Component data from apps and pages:
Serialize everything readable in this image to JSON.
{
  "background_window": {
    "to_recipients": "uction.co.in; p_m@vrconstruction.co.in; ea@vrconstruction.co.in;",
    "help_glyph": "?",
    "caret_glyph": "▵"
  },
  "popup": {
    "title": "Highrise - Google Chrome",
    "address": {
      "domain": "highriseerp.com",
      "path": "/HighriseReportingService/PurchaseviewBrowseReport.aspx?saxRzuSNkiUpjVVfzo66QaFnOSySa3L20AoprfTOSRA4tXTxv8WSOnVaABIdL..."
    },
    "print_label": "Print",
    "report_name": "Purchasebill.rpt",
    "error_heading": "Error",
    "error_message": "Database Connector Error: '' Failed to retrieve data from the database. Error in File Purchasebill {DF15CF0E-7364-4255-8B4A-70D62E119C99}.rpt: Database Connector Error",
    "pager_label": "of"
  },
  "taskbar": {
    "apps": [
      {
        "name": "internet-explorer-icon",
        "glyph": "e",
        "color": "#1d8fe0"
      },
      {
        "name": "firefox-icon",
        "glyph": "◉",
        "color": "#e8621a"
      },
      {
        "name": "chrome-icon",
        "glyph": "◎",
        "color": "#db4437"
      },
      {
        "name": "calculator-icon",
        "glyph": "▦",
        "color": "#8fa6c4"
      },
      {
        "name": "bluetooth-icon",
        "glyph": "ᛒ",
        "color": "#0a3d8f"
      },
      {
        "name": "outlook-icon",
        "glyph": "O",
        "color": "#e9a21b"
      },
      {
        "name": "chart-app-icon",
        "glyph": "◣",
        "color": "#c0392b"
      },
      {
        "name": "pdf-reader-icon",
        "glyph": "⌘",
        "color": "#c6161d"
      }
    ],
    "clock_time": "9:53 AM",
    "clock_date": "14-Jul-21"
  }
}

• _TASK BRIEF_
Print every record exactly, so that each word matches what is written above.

• _SOLUTION_
Serialize everything readable in this image to JSON.
{
  "background_window": {
    "to_recipients": "uction.co.in; p_m@vrconstruction.co.in; ea@vrconstruction.co.in;",
    "help_glyph": "?",
    "caret_glyph": "▵"
  },
  "popup": {
    "title": "Highrise - Google Chrome",
    "address": {
      "domain": "highriseerp.com",
      "path": "/HighriseReportingService/PurchaseviewBrowseReport.aspx?saxRzuSNkiUpjVVfzo66QaFnOSySa3L20AoprfTOSRA4tXTxv8WSOnVaABIdL..."
    },
    "print_label": "Print",
    "report_name": "Purchasebill.rpt",
    "error_heading": "Error",
    "error_message": "Database Connector Error: '' Failed to retrieve data from the database. Error in File Purchasebill {DF15CF0E-7364-4255-8B4A-70D62E119C99}.rpt: Database Connector Error",
    "pager_label": "of"
  },
  "taskbar": {
    "apps": [
      {
        "name": "internet-explorer-icon",
        "glyph": "e",
        "color": "#1d8fe0"
      },
      {
        "name": "firefox-icon",
        "glyph": "◉",
        "color": "#e8621a"
      },
      {
        "name": "chrome-icon",
        "glyph": "◎",
        "color": "#db4437"
      },
      {
        "name": "calculator-icon",
        "glyph": "▦",
        "color": "#8fa6c4"
      },
      {
        "name": "bluetooth-icon",
        "glyph": "ᛒ",
        "color": "#0a3d8f"
      },
      {
        "name": "outlook-icon",
        "glyph": "O",
        "color": "#e9a21b"
      },
      {
        "name": "chart-app-icon",
        "glyph": "◣",
        "color": "#c0392b"
      },
      {
        "name": "pdf-reader-icon",
        "glyph": "⌘",
        "color": "#c6161d"
      }
    ],
    "clock_time": "9:53 AM",
    "clock_date": "14-Jul-21"
  }
}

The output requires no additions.